RECORDS PROVIDED:
::::
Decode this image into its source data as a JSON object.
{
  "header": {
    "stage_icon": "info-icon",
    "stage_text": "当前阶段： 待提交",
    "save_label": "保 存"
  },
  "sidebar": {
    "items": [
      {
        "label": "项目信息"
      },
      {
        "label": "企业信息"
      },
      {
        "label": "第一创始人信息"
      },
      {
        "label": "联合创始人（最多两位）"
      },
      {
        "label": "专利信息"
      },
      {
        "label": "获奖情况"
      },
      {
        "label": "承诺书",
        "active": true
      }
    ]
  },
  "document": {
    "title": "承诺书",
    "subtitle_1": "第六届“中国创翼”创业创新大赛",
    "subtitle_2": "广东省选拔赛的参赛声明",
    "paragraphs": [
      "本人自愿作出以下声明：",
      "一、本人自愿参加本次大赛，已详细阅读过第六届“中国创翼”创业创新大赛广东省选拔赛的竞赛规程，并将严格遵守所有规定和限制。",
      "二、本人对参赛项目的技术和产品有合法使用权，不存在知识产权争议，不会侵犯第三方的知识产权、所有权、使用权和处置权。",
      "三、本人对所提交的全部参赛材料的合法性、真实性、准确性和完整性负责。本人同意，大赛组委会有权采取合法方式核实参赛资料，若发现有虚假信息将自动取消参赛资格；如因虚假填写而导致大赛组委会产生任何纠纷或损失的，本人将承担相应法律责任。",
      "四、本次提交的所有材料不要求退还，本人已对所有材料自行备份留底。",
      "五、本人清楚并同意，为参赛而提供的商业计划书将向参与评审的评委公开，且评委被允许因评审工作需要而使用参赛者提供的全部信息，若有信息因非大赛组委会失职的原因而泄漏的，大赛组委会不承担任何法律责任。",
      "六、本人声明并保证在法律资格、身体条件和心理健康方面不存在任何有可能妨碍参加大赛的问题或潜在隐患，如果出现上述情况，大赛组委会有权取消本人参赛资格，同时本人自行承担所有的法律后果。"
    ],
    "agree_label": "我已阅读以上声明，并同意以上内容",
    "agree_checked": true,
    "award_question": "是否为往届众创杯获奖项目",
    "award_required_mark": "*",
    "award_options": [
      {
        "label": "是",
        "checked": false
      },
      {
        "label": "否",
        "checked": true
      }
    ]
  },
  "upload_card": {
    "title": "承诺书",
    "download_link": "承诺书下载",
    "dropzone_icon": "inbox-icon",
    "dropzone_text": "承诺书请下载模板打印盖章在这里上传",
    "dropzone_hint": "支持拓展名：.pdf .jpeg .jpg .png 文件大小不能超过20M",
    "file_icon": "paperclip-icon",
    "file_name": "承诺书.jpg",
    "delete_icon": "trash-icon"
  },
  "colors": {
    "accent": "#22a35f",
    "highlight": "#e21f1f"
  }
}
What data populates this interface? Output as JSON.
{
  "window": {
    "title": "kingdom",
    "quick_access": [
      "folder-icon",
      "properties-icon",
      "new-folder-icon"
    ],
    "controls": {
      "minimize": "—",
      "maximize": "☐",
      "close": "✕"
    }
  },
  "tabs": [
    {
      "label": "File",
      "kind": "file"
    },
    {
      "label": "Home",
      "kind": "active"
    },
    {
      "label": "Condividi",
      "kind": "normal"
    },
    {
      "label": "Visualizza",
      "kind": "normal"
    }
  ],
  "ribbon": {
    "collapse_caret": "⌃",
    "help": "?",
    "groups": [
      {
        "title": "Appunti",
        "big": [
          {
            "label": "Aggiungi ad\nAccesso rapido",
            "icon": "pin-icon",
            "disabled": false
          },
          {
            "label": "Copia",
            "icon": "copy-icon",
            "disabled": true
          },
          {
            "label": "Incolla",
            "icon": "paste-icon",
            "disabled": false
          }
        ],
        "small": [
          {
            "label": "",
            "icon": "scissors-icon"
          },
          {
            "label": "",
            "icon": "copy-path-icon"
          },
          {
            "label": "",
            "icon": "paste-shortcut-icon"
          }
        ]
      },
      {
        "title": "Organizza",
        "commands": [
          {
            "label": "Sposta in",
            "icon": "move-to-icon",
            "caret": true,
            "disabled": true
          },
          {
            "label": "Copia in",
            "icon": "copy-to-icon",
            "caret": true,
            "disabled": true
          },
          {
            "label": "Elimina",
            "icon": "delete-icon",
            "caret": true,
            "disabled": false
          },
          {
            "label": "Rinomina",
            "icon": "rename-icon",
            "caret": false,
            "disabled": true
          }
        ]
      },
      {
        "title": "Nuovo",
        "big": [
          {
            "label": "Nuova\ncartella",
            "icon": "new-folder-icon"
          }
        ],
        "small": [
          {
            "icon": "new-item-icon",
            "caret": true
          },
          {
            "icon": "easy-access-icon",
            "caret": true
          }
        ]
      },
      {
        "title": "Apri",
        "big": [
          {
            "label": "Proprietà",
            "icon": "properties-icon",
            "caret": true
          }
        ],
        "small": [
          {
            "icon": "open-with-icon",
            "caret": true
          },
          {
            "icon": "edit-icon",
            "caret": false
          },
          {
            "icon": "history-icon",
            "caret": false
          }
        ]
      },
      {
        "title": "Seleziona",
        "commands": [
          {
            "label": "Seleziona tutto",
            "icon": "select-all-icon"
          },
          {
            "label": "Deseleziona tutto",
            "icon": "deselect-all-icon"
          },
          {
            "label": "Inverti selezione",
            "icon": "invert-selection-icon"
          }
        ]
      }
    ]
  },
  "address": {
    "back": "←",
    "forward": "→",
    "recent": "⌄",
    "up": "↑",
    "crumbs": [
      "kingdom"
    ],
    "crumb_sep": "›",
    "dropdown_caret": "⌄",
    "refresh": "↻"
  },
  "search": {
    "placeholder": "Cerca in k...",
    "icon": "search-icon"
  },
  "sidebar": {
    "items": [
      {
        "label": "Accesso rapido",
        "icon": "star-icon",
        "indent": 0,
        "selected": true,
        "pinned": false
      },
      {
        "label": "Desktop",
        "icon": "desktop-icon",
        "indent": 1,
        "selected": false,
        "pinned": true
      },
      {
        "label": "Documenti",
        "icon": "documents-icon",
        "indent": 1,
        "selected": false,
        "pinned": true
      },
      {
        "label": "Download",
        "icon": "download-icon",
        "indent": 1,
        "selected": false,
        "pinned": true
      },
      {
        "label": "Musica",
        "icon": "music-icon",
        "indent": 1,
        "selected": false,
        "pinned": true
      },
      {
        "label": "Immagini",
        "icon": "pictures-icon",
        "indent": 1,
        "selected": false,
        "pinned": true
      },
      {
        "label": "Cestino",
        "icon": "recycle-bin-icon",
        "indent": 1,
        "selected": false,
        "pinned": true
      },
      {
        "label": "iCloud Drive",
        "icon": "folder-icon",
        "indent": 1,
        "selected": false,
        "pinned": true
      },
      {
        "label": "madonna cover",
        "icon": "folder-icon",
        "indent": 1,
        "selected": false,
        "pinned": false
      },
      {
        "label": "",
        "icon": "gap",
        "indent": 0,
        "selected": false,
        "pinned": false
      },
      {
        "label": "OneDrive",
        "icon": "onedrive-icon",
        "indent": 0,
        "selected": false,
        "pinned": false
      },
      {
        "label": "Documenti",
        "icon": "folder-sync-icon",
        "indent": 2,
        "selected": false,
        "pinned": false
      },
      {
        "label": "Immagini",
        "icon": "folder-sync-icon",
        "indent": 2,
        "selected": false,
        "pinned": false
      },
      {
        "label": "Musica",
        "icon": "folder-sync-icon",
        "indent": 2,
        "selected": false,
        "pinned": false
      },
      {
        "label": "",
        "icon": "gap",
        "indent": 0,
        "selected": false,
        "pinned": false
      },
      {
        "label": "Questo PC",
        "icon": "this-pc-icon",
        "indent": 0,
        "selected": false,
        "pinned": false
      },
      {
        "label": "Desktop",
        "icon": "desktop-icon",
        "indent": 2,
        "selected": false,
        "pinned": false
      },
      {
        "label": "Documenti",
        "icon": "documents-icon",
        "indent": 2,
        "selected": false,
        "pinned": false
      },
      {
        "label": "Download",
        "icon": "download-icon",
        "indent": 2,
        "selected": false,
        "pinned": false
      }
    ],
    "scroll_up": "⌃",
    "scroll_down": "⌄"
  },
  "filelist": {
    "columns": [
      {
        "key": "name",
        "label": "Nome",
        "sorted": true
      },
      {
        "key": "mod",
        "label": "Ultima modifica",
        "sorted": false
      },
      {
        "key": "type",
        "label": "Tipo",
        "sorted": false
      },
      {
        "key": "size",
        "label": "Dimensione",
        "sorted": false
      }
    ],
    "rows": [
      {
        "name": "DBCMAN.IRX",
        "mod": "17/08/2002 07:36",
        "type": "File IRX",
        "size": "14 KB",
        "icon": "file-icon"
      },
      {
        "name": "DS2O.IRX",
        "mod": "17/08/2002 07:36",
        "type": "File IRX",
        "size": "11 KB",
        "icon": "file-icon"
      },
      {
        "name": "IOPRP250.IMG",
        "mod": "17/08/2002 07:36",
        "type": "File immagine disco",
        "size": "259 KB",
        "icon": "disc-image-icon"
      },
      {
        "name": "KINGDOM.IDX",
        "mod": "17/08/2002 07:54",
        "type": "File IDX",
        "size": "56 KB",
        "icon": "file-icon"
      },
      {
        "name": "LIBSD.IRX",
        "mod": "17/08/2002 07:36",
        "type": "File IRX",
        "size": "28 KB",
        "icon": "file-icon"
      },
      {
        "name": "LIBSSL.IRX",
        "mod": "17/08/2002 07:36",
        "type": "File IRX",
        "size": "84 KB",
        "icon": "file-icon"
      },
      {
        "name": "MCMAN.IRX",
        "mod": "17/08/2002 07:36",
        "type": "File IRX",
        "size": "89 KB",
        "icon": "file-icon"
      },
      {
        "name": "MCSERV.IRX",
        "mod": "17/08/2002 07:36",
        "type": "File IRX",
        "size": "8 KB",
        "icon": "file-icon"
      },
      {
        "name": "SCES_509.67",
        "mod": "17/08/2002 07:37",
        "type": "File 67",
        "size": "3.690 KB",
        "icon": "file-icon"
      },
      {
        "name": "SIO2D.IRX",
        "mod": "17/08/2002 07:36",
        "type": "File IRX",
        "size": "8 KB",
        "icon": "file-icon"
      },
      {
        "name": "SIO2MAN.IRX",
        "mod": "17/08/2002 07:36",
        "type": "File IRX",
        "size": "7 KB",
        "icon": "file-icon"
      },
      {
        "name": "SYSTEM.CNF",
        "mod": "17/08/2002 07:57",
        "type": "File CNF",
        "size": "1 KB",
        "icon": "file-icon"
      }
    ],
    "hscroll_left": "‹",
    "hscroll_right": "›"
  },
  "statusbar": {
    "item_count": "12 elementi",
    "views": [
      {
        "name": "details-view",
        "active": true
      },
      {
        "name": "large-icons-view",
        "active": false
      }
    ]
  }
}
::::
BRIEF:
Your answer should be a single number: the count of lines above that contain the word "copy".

SOLUTION TO THIS PROBLEM:
3